But what about today. And tomorrow. What are we to do with this mystery that has been revealed to us – that Jesus Alone is Salvation for anyone and everyone who will believe?

“In [Jesus Christ] we have boldness and access with confidence through our faith in him.”

The author of Hebrews tells us that since Jesus is our Savior, “Let us then with confidence draw near to the throne of grace, that we may receive mercy and find grace to help in time of need” (Hebrews 4:16, ESV), and, “Therefore, brothers, since we have confidence to enter the holy places by the blood of Jesus, by the new and living way that he opened for us through the curtain, that is, through his flesh, and since we have a great high priest over the house of God, let us draw near with a true heart in full assurance of faith, with our hearts sprinkled clean from an evil conscience and our bodies washed with pure water. Let us hold fast the confession of our hope without wavering, for he who promised is faithful. And let us consider how to stir up one another to love and good works, not neglecting to meet together as is the habit of some, but encouraging one another, and all the more as you see the Day drawing near” (Hebrews 10:19-25, ESV).

Since Christ saved us by Himself, we can come boldly before Him and ask Him to forgive us and make us willing and able to make known the Gospel of Jesus Christ to all peoples. And since He has promised to give us His Grace – to strengthen us for this work – we can confidently let others know that He is the Truth, the Only Salvation, our Only Hope – not because we figured it out – not because we’re so wonderful – but because God chose to reveal the mystery to us – the Church – and now sends us forth in His Power.

Let us pray:
Almighty God, we thank You for revealing the mystery of Jesus Christ and His Salvation to us and for all peoples. We thank You that Your Salvation is not made or broken by who were are or what we are able to do. We ask now, as we receive the bread and the cup in the sacrament of the Lord’s Supper, that You would give us more of Your Grace – that You would meet with us here in the elements – and that You would strengthen us, making us bold and confident in You – that others would look at us and hear us and know that You are the Great God and Only Savior. For it is in Jesus’ Name we pray, Amen.

Thursday, January 01, 2009

Review: "Romancing Opiates"

I just finished reading Theodore Dalrymple’s Romancing Opiates: Pharmacological Lies and the Addiction Bureaucracy. Dr. Dalrymple worked for fourteen years in a hospital in Britain where he dealt with over 20,000 patients. His thesis in this brief work is that opiates are non-addictive. It is the media and the pharmacological industry, for financial interest, that has caused the widespread belief that opiates are addictive.

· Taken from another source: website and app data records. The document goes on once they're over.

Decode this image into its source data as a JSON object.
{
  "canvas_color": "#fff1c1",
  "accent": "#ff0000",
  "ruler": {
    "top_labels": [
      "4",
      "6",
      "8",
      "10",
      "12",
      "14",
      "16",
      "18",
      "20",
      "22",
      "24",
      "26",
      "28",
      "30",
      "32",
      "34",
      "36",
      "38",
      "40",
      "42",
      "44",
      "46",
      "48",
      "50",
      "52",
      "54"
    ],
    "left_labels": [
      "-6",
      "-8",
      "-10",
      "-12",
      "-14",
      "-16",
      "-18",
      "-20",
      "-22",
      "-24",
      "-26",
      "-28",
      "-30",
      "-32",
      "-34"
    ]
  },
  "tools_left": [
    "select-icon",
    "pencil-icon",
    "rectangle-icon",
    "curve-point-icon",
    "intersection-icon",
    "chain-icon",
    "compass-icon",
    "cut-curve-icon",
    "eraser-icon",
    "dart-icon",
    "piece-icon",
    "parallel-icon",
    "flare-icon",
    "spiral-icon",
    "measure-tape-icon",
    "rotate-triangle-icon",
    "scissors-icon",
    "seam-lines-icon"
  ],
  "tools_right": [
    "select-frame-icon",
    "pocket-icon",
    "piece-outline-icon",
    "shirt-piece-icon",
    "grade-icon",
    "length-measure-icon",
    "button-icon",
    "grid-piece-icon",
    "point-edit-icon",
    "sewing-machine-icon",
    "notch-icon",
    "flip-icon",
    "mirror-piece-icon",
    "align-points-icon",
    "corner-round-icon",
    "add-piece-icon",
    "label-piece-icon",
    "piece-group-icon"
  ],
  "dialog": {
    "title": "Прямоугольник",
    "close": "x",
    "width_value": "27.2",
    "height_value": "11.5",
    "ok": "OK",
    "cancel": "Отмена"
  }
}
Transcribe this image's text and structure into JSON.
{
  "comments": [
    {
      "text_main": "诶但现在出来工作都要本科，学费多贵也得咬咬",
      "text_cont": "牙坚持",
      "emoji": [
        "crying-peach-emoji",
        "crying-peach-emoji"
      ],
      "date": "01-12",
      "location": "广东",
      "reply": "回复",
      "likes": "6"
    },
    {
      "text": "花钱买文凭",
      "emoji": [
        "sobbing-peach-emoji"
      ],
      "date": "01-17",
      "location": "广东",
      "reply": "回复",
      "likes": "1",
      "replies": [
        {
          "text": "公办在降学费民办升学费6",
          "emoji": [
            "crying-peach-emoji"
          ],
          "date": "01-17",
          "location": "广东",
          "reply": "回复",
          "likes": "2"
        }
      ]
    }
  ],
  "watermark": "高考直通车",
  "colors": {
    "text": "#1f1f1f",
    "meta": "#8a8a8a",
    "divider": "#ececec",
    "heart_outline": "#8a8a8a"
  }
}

The book is fascinating, relying on ken logic and anecdotal evidence. Dr. Dalrymple specifically takes issue with the Beat writer, William S. Burroughs and his writings about opiates, showing that Burroughs does contradict himself and present withdrawal as a minor issue with opiates.

The book is written for lay people, I would say, and he presents a strong argument. The one area of weakness is that this book is anecdotal. There is no presentation of scientific support for his thesis. (But then, one could argue it is not possible to provide proof for a negative...)

This is certainly a work to make one think as we minister to those who abuse drugs. It is also a work that should make us consider what action we ought take regarding our politicians and the pharmaceutical companies and their claims. There is talk of weakening the restrictions on prescriptions, for example. Do we want less proof and less regulation with our medications?

January Sermons

D.V., I will preach:

1/4/09 Communion/Epiphany Ephesians 3:1-12 “The Mystery Revealed”
1/11/09 Baptism Isaiah 42:1-9 “The Servant & the Spirit”
1/18/09 Ephesians 5:1-20 “You Are Children of the Light”
1/25/08 John 13:31-35 “You Are My Disciples”